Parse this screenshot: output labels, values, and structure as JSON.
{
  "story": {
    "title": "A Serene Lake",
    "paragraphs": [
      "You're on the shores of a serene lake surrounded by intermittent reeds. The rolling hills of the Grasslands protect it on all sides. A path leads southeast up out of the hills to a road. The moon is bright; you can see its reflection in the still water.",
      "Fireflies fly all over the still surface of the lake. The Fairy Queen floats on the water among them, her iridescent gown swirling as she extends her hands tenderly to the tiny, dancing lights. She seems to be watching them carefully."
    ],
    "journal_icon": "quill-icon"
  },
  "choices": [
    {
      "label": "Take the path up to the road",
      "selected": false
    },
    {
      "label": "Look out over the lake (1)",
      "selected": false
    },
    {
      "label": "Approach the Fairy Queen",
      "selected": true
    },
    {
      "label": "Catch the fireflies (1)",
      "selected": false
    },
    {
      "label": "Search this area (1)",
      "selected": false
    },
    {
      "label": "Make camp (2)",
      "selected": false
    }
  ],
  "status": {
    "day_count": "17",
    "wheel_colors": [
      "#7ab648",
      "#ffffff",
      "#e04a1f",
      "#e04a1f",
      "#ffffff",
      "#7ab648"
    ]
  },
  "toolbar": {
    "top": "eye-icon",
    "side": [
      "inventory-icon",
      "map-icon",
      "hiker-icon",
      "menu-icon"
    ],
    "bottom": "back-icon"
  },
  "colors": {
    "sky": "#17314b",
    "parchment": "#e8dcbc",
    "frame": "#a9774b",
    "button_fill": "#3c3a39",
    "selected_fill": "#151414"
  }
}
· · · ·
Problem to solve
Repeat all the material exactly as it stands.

Output of the exercise
Parse this screenshot: output labels, values, and structure as JSON.
{
  "story": {
    "title": "A Serene Lake",
    "paragraphs": [
      "You're on the shores of a serene lake surrounded by intermittent reeds. The rolling hills of the Grasslands protect it on all sides. A path leads southeast up out of the hills to a road. The moon is bright; you can see its reflection in the still water.",
      "Fireflies fly all over the still surface of the lake. The Fairy Queen floats on the water among them, her iridescent gown swirling as she extends her hands tenderly to the tiny, dancing lights. She seems to be watching them carefully."
    ],
    "journal_icon": "quill-icon"
  },
  "choices": [
    {
      "label": "Take the path up to the road",
      "selected": false
    },
    {
      "label": "Look out over the lake (1)",
      "selected": false
    },
    {
      "label": "Approach the Fairy Queen",
      "selected": true
    },
    {
      "label": "Catch the fireflies (1)",
      "selected": false
    },
    {
      "label": "Search this area (1)",
      "selected": false
    },
    {
      "label": "Make camp (2)",
      "selected": false
    }
  ],
  "status": {
    "day_count": "17",
    "wheel_colors": [
      "#7ab648",
      "#ffffff",
      "#e04a1f",
      "#e04a1f",
      "#ffffff",
      "#7ab648"
    ]
  },
  "toolbar": {
    "top": "eye-icon",
    "side": [
      "inventory-icon",
      "map-icon",
      "hiker-icon",
      "menu-icon"
    ],
    "bottom": "back-icon"
  },
  "colors": {
    "sky": "#17314b",
    "parchment": "#e8dcbc",
    "frame": "#a9774b",
    "button_fill": "#3c3a39",
    "selected_fill": "#151414"
  }
}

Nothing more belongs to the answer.